I don’t regret finally coming home to be the primary caretaker for our children, who are four, two, and 10 months. But sometimes being with them does make me angry. At least once every day, without fail, all three scream at me simultaneously while I can’t attend to them momentarily because I need to handle something else, like muffins burning in the oven or changing a tomato-covered shirt. Or, like now, they’re hooting up their bedroom at 10 o’clock although I’ve been in there threatening them four times already. The very first time, I took away their nightlight after I found them in the bathroom, “going potty” and smearing liquid soap all over the mirror. It’s taken me no less than a half hour to write these 150 words.
In such moments, however, I never find myself wishing I were back at the office, wearing clean clothes and working for more than three minutes without interruption. Truly. And I’m more surprised than anyone to find this my new reality. I do wish the kids would shut up already, but not to be away from them, doing something more important. I did not expect that.
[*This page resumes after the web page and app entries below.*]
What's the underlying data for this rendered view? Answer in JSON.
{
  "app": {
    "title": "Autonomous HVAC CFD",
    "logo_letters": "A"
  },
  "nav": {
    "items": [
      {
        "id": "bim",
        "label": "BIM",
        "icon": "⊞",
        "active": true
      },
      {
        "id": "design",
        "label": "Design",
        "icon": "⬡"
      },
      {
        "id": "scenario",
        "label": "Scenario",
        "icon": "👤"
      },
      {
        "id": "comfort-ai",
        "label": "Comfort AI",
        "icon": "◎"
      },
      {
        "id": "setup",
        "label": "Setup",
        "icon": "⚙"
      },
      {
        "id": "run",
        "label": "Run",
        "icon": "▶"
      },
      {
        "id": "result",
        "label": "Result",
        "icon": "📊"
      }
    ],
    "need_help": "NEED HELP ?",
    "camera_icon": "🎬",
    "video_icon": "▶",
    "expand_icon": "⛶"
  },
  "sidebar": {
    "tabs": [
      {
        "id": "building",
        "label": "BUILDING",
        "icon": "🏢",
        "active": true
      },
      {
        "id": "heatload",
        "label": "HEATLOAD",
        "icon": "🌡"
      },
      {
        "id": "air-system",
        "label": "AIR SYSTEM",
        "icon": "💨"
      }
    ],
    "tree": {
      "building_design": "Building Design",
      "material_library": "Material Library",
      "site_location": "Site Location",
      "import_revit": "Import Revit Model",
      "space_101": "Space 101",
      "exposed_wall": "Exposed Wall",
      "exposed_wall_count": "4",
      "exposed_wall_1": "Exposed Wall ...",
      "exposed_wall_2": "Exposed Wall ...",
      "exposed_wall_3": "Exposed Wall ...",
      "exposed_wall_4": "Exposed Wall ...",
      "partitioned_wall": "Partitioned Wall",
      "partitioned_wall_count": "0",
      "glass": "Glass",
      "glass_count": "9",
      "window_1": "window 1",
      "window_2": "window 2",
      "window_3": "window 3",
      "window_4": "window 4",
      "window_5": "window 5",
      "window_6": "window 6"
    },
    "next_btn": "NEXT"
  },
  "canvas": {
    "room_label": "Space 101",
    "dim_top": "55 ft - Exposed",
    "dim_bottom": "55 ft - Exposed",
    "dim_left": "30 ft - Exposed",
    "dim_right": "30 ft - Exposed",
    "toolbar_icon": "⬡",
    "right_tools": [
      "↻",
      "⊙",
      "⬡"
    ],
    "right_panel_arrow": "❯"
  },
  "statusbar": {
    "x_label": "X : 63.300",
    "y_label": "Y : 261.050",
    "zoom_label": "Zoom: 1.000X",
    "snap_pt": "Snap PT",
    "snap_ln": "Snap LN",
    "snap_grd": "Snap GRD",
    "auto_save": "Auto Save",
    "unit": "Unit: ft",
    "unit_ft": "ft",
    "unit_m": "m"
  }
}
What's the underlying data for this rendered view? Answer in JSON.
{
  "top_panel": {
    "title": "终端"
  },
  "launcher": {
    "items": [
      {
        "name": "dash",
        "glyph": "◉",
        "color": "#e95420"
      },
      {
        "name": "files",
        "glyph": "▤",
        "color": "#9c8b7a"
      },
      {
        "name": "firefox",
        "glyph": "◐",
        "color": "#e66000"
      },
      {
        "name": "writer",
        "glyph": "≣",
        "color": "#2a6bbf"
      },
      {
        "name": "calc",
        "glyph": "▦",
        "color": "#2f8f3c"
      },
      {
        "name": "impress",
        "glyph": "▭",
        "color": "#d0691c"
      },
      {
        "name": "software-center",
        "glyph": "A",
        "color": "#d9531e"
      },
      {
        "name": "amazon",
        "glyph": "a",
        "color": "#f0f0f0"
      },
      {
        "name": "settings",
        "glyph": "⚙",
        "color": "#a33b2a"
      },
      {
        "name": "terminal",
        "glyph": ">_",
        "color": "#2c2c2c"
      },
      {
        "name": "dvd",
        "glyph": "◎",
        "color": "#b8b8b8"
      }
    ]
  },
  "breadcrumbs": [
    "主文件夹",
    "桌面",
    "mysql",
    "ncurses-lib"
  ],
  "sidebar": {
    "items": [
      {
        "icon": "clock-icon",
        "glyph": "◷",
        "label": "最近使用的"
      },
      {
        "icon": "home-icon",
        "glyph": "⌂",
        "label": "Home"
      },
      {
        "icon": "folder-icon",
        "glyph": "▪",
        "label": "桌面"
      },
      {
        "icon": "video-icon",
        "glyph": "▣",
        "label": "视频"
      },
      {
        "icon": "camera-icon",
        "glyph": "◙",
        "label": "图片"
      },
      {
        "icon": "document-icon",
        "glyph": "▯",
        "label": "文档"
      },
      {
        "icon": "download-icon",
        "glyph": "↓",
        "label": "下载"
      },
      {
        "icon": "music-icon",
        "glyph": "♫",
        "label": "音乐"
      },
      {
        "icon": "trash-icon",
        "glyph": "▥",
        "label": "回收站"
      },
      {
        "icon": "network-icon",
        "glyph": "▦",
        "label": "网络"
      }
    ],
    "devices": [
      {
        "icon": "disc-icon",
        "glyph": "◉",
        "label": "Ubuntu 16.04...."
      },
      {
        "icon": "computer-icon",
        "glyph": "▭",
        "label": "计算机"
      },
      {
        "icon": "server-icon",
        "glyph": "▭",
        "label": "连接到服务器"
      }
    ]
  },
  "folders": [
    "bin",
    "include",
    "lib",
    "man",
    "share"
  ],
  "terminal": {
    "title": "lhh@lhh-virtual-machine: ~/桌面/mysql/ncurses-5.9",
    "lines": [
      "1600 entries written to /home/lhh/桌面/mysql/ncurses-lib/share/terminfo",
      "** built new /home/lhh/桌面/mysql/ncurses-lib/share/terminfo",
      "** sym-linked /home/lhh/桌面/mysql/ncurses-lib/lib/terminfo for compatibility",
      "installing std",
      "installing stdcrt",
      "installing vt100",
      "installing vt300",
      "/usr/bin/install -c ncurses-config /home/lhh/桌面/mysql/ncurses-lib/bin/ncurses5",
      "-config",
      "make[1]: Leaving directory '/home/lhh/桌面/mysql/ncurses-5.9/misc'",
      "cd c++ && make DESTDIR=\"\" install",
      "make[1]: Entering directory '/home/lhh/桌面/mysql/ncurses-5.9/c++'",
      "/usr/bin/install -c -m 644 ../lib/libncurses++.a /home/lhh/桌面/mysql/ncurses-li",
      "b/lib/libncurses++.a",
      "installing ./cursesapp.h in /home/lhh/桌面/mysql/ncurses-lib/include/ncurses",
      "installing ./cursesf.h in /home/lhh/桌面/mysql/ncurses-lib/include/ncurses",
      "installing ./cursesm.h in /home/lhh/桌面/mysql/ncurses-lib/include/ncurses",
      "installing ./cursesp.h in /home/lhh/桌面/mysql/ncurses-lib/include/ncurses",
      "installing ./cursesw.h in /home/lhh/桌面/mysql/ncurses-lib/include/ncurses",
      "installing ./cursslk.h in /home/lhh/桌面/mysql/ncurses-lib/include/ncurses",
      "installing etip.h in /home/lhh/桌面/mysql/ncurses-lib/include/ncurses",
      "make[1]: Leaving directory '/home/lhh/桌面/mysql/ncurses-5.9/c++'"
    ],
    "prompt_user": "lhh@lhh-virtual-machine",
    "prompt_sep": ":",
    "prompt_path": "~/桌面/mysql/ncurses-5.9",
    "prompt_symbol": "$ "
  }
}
Nor did I expect to feel, when complaining about their aggravating and never-ending antics, simultaneously that I adore them.
In my family we had an acronym for the feeling Ms. Pullman describes: TMB. It stood for "Too much baby".